Narendra Modi’s historic visit to Bahrain this week – the first by an Indian Prime Minister – demonstrates the importance both countries place on their trade links and bilateral relations.
His Majesty King Hamad marked the occasion by awarding Mr Modi the Order of Bahrain Medal of the First Class, in appreciation to his efforts in bolstering ties.
The two nations trust and respect each other and share values and principles.
India was one of the first countries in which Bahrain established a diplomatic mission after its independence in 1971, demonstrating the importance both countries place on their close relationship.
But the real ties go back much further. Bahrainis and Indians have traded with each other for hundreds of years.
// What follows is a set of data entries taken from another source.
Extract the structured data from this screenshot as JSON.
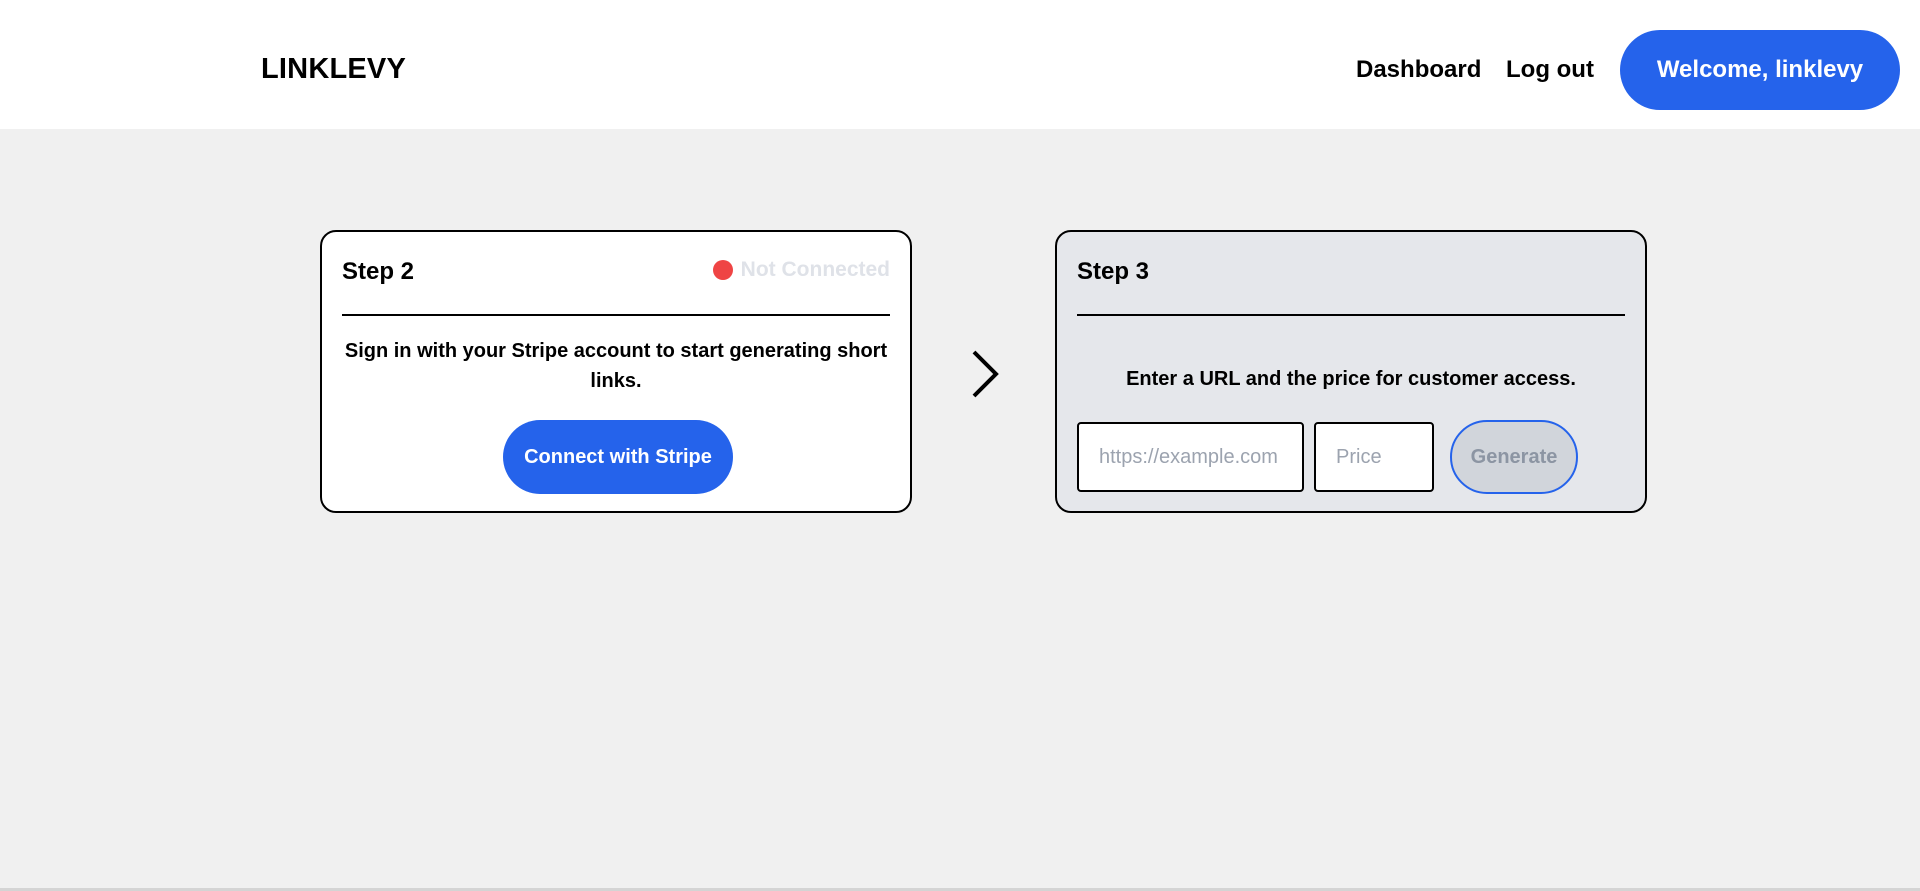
{
  "header": {
    "brand": "LINKLEVY",
    "nav": {
      "dashboard": "Dashboard",
      "logout": "Log out"
    },
    "welcome": "Welcome, linklevy"
  },
  "step2": {
    "title": "Step 2",
    "status": "Not Connected",
    "status_color": "#ef4444",
    "description": "Sign in with your Stripe account to start generating short links.",
    "button": "Connect with Stripe"
  },
  "step3": {
    "title": "Step 3",
    "description": "Enter a URL and the price for customer access.",
    "url_placeholder": "https://example.com",
    "price_placeholder": "Price",
    "button": "Generate"
  },
  "theme": {
    "accent": "#2563eb",
    "background": "#f0f0f0"
  }
}
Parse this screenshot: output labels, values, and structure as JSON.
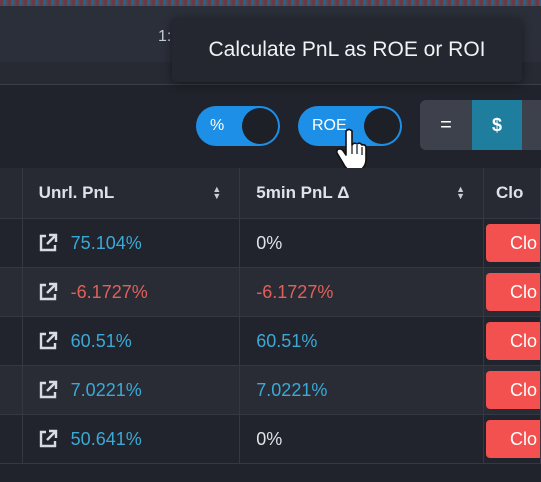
{
  "topbar": {
    "partial_text": "1:"
  },
  "tooltip": {
    "text": "Calculate PnL as ROE or ROI"
  },
  "toolbar": {
    "percent_toggle_label": "%",
    "roe_toggle_label": "ROE",
    "seg_equals": "=",
    "seg_dollar": "$"
  },
  "table": {
    "headers": [
      "Unrl. PnL",
      "5min PnL Δ",
      "Clo"
    ],
    "rows": [
      {
        "pnl": "75.104%",
        "delta": "0%",
        "close": "Clo"
      },
      {
        "pnl": "-6.1727%",
        "delta": "-6.1727%",
        "close": "Clo"
      },
      {
        "pnl": "60.51%",
        "delta": "60.51%",
        "close": "Clo"
      },
      {
        "pnl": "7.0221%",
        "delta": "7.0221%",
        "close": "Clo"
      },
      {
        "pnl": "50.641%",
        "delta": "0%",
        "close": "Clo"
      }
    ]
  },
  "colors": {
    "positive": "#3aa9d6",
    "negative": "#e0605a",
    "toggle_on": "#1e8fe6",
    "close_button": "#f2514f"
  }
}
Bahrain is home to the region’s first Hindu temple, the Shri Krishna Hindu temple, founded 200 years ago by the Hindu community of Thattai.
The foundation of the Indian Club in 1915 and the Indian School in 1950 have been followed more recently with the launch of the Bahrain Indian Society in 2007 and the opening of an Indian Federation of Industries office in 2014 – the first such office in the Middle East.
India and Bahrain have many areas of mutual interest, and a series of Memorandums of Understanding (MoUs) signed during the India Prime Minister’s visit will deepen those shared interests.
Bahrain’s interest in closer business and cultural ties are clear. In 2018, the volume of trade exchange grew by an estimated 24.6 per cent in the period 2016-2018, with the volume of non-oil trade exchange between the two countries (in 2018) reached $1.1 billion.
Non-Resident Indians (NRIs) make up the largest segment of the valued expatriate community in Bahrain – around 300,000 people.
Indian expatriates are an integral part of the Bahrain’s community. They own and operate many businesses that make major contributions to the economy for decades – Indians and Bahrainis march towards development together.
Bahrain is one of the most diversified economies in the GCC region, with state-of-the-art telecommunications and transportation facilities making it an important place to invest, reinforcing the structure of the Bahraini economy and stimulating job creation.
Indian workers benefit from Bahrain’s groundbreaking Flexi-Work Permit, a renewable two-year visa allowing people to live and work in the kingdom without a sponsor that has been hailed as an example of international best practice by the UN.
Alongside that, Bahrain launched a nationwide awareness programme to educate expatriate workers about their rights under Bahraini law, and created a national referral mechanism and anti-trafficking campaign to ensure no one is exploited.
Bahrain’s long-standing commitment to reinforcing expatriate worker protections is one of the reasons the kingdom gained Tier 1 status in the US State Department’s 2018 Trafficking in Persons report, marking it fully compliant with US standards.
Both India and Bahrain are keen to extend the existing potential for two-way trade and investment.
The MoUs signed during the visit pledge several ways to create closer links. One of the more visible is the commitment to accept India’s credit/debit card RuPay in Bahrain.
This will make it easier for Indian tourists and business visitors to pay for goods and services. It will allow NRIs who have maintained Indian bank accounts to readily access their cash.
Another MoU marks Bahrain’s intent to collaborate with the International Solar Alliance, the India-led ecological body made up of nations lying between the Tropics of Cancer and Capricorn, and the kingdom’s interest in joining the organisation.
A third pledges collaboration between the India Space Research Organisation (ISRO) and Bahrain’s National Space Science Agency (NSSA).
Finally, the governments have agreed to a cultural exchange programme to deepen understanding.
Alongside these commitments, both nations remain steadfast in their stand against terrorism, and their commitment to maintain regional and international security, including maritime security in the Arabian Gulf.
Both nations believe in a multinational co-operation and the rule of international law.
These new commitments help cement the centuries-old friendship between our nations, and chart specific areas where ties may be deeper to the benefit of both countries.
Mr Modi’s visit to Bahrain acknowledged past friendship and sets the tone for future joint efforts.
Mr Al Mannai is chief executive of National Communication Centre Bahrain